Illustration by soofiya.com
Finance tips for women of colour (WoC) are hard to come by, even though the idea of wealth creation and preservation is nothing new. For many of us, daughters and granddaughters of immigrants, wealth-building has been a central, subliminal thread of our existence for generations. Many of us hail from people whose very reason for leaving their home countries was to work and start families in the UK and send money back home for loved ones who remained overseas. And then, in later life, to build retirement homes on prized plots of family land. It’s a familiar picture, or at least, a picture that is completely familiar to me.
As a black woman who’s spent my entire career in investment management and professional services industries, I am something of a unicorn. Before I left the corporate world to set up my own business, I would quite often be one of few women with a seat at the table and certainly the only black woman, and the higher up you get, the whiter (and more male) it becomes.
With an upbringing that pivoted around the importance of education, hard work and building solid foundations for the future, it wasn’t a massive leap to conclude that the reward for my efforts as I moved into adulthood was a clean bill of financial health. And with two young daughters the idea of legacy has been brought into sharp focus in recent years as I think not just of my financial future, but theirs.
But for women across the globe, securing the much-vaunted financial freedom seemingly enjoyed indiscriminately by our favourite Instagram influencers (spoiler alert: lots of this is just good advertising), couldn’t feel further from our grasp.
The financial challenges facing WoC are varied. We all know about the gender pay gap, but much of this gap is attributed to motherhood. A significant proportion of the disparity between salaries for men and women is attributed to the lifestyle changes prompted by childbirth, and working mums are particularly impacted by this imbalance in earnings.
“Black women in medical roles within the NHS, for example, are paid 16% less than white women, while the ethnic minority pay gap in the US shows that at its worst, Latina women on average earn about 53 cents for every dollar a white man makes”
But what lies beneath the headlines screaming about this issue, is the fact that for WoC, the situation is even bleaker. Black women in medical roles within the NHS, for example, are paid 16% less than white women, while the ethnic minority pay gap in the US shows that at its worst, Latina women on average earn about 53 cents for every dollar a white man makes. The resulting impact on the proportion of disposable income we have available to save and invest is obvious.
When it comes to representation, social media is helping to level the playing field in the imagery that we are exposed to each day. We have never had more control over what we choose to consume. So why then, do the marketing and communications issued by the financial services industry seems to be languishing in a bygone era, which has traditionally been not just aggressive and masculine but overwhelmingly white too?

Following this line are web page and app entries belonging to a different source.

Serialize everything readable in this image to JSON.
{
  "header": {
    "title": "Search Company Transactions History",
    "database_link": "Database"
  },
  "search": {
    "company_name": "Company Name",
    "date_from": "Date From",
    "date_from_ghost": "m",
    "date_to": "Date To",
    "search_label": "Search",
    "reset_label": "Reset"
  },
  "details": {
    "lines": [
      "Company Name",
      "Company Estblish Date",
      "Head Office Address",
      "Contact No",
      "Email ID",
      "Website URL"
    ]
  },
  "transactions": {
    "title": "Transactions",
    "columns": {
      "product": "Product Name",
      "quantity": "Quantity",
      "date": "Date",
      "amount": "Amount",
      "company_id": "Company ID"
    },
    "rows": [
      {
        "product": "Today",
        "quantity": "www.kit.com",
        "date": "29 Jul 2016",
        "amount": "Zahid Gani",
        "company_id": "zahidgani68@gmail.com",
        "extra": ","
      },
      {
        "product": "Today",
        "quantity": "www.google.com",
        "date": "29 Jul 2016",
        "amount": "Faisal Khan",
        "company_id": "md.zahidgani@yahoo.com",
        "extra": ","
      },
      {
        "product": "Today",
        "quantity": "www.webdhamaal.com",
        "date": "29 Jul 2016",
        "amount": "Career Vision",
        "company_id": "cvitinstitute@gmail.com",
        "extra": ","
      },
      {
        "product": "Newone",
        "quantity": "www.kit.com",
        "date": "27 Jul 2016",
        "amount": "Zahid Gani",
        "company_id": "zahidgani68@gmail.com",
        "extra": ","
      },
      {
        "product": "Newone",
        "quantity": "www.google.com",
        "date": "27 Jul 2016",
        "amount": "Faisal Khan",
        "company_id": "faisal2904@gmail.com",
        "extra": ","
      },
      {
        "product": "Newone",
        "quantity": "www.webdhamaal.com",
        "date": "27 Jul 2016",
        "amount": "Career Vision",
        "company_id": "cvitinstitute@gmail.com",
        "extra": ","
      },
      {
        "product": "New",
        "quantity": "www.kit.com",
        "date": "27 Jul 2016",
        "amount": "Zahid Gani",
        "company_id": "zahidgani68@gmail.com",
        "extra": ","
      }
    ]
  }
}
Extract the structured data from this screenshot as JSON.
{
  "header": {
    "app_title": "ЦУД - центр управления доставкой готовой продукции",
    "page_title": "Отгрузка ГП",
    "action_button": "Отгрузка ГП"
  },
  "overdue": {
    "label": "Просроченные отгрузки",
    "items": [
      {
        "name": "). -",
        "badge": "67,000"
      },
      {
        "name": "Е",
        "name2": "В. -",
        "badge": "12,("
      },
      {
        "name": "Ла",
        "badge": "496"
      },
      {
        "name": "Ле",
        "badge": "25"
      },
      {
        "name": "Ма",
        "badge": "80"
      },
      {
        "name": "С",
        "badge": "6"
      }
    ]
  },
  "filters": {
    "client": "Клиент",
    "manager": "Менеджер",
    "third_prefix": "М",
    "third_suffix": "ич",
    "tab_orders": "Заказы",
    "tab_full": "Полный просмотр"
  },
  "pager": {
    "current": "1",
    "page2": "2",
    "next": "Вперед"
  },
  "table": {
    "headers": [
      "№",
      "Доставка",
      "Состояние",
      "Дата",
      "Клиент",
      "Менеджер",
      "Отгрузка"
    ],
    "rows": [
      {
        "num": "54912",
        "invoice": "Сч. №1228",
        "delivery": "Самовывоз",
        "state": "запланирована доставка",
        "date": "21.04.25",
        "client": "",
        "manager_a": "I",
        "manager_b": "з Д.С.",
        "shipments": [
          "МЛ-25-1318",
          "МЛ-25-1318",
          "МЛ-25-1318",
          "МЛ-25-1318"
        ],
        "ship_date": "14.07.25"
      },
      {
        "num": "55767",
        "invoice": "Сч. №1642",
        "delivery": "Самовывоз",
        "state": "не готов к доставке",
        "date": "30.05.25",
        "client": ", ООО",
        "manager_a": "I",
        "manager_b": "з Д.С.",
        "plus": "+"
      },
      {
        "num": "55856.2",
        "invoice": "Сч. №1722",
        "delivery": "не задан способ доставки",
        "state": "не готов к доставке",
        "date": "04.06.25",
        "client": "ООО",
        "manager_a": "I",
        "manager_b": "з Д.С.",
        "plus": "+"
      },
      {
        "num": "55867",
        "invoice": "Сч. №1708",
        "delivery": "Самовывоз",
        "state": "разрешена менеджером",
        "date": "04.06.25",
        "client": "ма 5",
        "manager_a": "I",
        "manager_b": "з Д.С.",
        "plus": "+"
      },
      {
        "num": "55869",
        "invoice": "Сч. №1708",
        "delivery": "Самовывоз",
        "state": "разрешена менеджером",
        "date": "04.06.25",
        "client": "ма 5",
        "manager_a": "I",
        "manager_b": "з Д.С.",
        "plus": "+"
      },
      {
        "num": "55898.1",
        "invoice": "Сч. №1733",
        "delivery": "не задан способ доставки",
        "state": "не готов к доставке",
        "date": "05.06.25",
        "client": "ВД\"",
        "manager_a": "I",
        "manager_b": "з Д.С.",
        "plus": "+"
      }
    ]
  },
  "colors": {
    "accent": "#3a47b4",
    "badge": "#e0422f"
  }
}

I guess if we’re not represented in the boardroom, then how could the financial services industry possibly begin to address the breadth of challenges faced by its target audience and, redress the balance in capturing previously underserved segments of the market which would undoubtedly include WoC? This isn’t even a question of “leaning in” – it’s about being present in the room in the first place.
While this really isn’t a black and white issue, it is one that has very serious consequences for the women who feel this sense of financial exclusion. Despite living longer than men, women on average, retire at 65 with a pension pot one fifth of the size of men’s, and although we are diligent savers, overall we have a predisposition towards cash savings. This, in spite of the fact that stocks and shares investing is proven to generate better returns than cash over the long term, meaning potentially more money in your pocket.
The perfect storm created by a combination of these (and other) factors, means that millions of women could be plunged into pension poverty in future, storing up huge societal issues for generations to come, with WoC arguably absorbing the heaviest impact.
To combat this, firstly we need to engage. Without question, financial institutions and others have a significant role to play in ensuring that we’re not just seen, but heard, but we have to focus: complacency won’t build our nest eggs after all. Spend some time understanding your pension statements for example, so you know how much you currently have saved, what you will potentially retire on and what the gap is between where you are and where you need to be.
Sometimes knowledge is frightening but without it, you could wake up to a nightmare in years to come; don’t be that person. If you don’t have a pension, start one. And the sooner the better; it’s one of the best tax efficient investment vehicles available.
If you don’t have an emergency stash of cash saved for a rainy day – build one. When you have that in place, consider looking into stocks and shares investing through an ISA. Don’t be afraid to speak to a qualified financial adviser – if you ask, you can get tailored finance tips for women. Think of it in the same way as seeing a personal trainer to help you achieve specific body goals. Ask for recommendations from friends and family or see whether your workplace offers access to one as an employee benefit. rainchq offers a service exclusively for women or you could look at a website like vouched for or unbiased for adviser reviews.
If you’re a new mum and never signed up for child benefit for fear that you would be ineligible due to your income bracket or for other reasons, revisit this. Even if you’re not eligible for child benefit, registering ensures that national insurance contributions continue to be made on your behalf should you choose to be a stay at home mum and therefore preserves any state pension provision you may be entitled to in later life.
Finally, bear this mind: when we do invest, we are proven to be better at it than men. Finance tips for women need to be more easily accessible, as in the spirit of competition, have faith because the results are in your favour.